TASK MATERIAL: Begin

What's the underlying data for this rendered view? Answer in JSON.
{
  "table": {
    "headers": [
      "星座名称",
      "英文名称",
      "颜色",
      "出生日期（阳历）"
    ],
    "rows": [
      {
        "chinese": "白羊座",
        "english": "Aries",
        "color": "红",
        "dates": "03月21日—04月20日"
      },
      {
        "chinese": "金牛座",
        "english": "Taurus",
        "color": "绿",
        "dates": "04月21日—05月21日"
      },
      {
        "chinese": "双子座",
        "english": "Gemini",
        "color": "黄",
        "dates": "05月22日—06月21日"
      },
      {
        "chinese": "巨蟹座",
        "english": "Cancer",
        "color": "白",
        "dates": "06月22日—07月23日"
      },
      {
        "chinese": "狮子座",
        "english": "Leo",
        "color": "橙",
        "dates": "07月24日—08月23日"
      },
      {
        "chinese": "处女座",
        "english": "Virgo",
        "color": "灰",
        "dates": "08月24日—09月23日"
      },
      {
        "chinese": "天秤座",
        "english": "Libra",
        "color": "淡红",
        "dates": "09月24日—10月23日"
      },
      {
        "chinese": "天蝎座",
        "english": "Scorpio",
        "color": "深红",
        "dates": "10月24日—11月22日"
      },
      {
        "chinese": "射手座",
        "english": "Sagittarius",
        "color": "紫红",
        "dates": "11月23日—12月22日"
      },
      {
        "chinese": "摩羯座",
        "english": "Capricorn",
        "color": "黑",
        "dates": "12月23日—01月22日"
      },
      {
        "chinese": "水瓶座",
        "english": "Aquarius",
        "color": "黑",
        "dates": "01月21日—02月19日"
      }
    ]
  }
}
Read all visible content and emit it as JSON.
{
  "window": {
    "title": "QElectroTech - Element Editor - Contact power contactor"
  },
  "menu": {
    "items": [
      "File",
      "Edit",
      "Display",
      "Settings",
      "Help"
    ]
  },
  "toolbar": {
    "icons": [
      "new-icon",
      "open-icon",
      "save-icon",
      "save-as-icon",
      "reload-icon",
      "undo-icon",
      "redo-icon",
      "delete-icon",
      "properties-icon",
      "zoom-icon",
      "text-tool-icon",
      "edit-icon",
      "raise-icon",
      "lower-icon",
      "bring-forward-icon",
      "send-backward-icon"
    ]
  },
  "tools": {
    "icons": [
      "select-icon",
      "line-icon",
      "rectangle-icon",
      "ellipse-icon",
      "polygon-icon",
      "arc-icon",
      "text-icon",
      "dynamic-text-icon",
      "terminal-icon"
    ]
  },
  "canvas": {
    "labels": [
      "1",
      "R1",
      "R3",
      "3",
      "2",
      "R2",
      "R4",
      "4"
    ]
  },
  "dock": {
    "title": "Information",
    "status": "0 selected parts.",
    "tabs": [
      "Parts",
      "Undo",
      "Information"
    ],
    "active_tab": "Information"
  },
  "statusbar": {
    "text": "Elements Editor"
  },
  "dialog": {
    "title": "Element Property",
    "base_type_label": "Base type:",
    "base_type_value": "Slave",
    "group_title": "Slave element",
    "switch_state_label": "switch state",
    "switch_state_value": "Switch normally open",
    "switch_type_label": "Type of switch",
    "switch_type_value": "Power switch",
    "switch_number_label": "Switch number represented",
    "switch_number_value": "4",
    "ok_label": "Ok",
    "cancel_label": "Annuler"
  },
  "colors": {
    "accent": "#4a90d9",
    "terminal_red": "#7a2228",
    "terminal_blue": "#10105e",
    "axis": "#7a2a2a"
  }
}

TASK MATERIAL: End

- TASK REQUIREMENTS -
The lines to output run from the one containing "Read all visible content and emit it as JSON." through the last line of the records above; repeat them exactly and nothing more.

- EXPECTED OUTPUT -
Read all visible content and emit it as JSON.
{
  "window": {
    "title": "QElectroTech - Element Editor - Contact power contactor"
  },
  "menu": {
    "items": [
      "File",
      "Edit",
      "Display",
      "Settings",
      "Help"
    ]
  },
  "toolbar": {
    "icons": [
      "new-icon",
      "open-icon",
      "save-icon",
      "save-as-icon",
      "reload-icon",
      "undo-icon",
      "redo-icon",
      "delete-icon",
      "properties-icon",
      "zoom-icon",
      "text-tool-icon",
      "edit-icon",
      "raise-icon",
      "lower-icon",
      "bring-forward-icon",
      "send-backward-icon"
    ]
  },
  "tools": {
    "icons": [
      "select-icon",
      "line-icon",
      "rectangle-icon",
      "ellipse-icon",
      "polygon-icon",
      "arc-icon",
      "text-icon",
      "dynamic-text-icon",
      "terminal-icon"
    ]
  },
  "canvas": {
    "labels": [
      "1",
      "R1",
      "R3",
      "3",
      "2",
      "R2",
      "R4",
      "4"
    ]
  },
  "dock": {
    "title": "Information",
    "status": "0 selected parts.",
    "tabs": [
      "Parts",
      "Undo",
      "Information"
    ],
    "active_tab": "Information"
  },
  "statusbar": {
    "text": "Elements Editor"
  },
  "dialog": {
    "title": "Element Property",
    "base_type_label": "Base type:",
    "base_type_value": "Slave",
    "group_title": "Slave element",
    "switch_state_label": "switch state",
    "switch_state_value": "Switch normally open",
    "switch_type_label": "Type of switch",
    "switch_type_value": "Power switch",
    "switch_number_label": "Switch number represented",
    "switch_number_value": "4",
    "ok_label": "Ok",
    "cancel_label": "Annuler"
  },
  "colors": {
    "accent": "#4a90d9",
    "terminal_red": "#7a2228",
    "terminal_blue": "#10105e",
    "axis": "#7a2a2a"
  }
}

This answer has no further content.